According to Hinsdale Police Chief Charles Rataj, the fitness test — which includes push-ups, sit-ups and a 1.5-mile run — is too difficult for a wide swath of potential officers and impedes hiring.
“I would rather have a large, strong officer who just can’t do 20 sit-ups with me as opposed to no officer at all,” Rataj told the House Criminal Justice and Public Safety Committee. “Or I would rather have a detective lieutenant who’s outstanding at investigating sex offenses and who is in her mid- to late 40s and just can’t run a mile and a half without hurting her hips.”
Currently, the New Hampshire Police Standards and Training Council fitness test requires officers to complete the sit-ups, push-ups and run in a limited time frame that varies based on gender and age. According to the current guidelines, men aged 18 to 29 must do 37 sit-ups in a minute, 27 push-ups and run 1.5 miles in under 13 minutes. Women in that age group must complete the run in just over 15 minutes and do 31 sit-ups and 14 “full body” push-ups or 22 modified push-ups from their knees. State troopers have higher standards.
As officers age, the time limit for the test gets longer and they are required to do fewer sit-ups and push-ups. The test must be completed to become certified, and then completed again every three years to remain certified. If they cannot pass the test due to injury, recent surgery or fitness ability, officers may procure a waiver.
House Bill 113 was not opposed during its committee hearing, but 16 out of 31 people who submitted online testimony opposed the bill, with one respondent urging lawmakers to instead raise the fitness standards.
So far, the bill has split police chiefs in the state.
According to Northwood Police Chief Glen Drolet, half of the state’s approximate 200 police chiefs responded, with 62% supporting eliminating the fitness test, 29% opposing and 9% stating they were unsure.
The New Hampshire Association of Chiefs of Police and the New Hampshire Police Standards and Training Council did not take positions on the bill.
Director John Scippa said the state is the only one in the country that requires repeat fitness testing. “The police academy’s position is that we really want to encourage and build out a program that’s going to help officers stay well and be resilient across their entire career,” he told the committee. “Part of that resiliency is based on their level of fitness. It’s been demonstrated time and time again how important it is for those officers to have a level of fitness that will help them get through their challenging careers.”
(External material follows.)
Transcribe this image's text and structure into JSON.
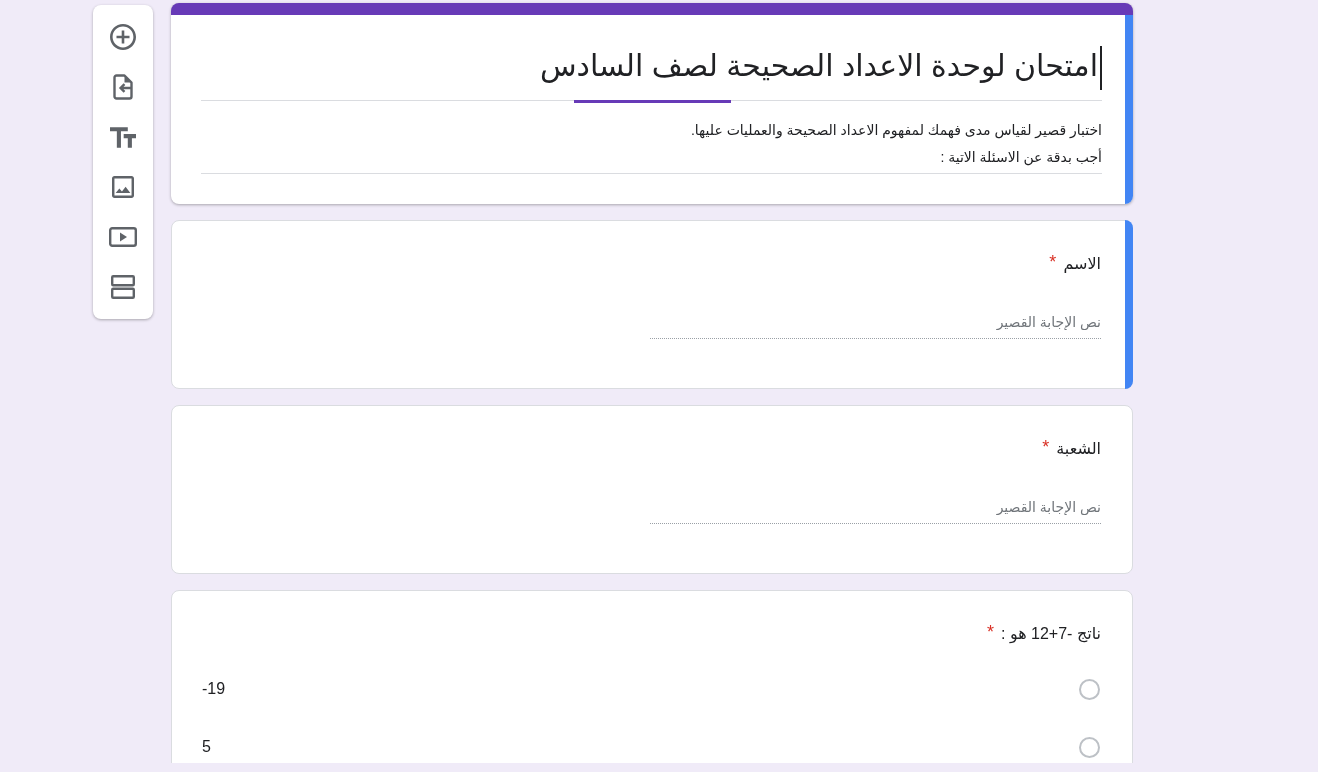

Scippa said the council is considering using a different kind of test to measure officers’ ability.
The committee said more study is needed to decide on the bill, with some members wondering whether lowering fitness requirements could lead to a rise in workers’ compensation claims if officers are not properly fit for duty. Chairman Terry Roy formed a subcommittee to gather more information and consult with Scippa on amendments or alternatives to the bill before it can go to the floor of the House for a vote, and potentially onto the Senate.
New Hampshire is not alone in considering reducing fitness standards for law enforcement. In New York last year, the NYPD lowered its fitness requirements in an effort to mitigate staffing shortages and boost recruitment.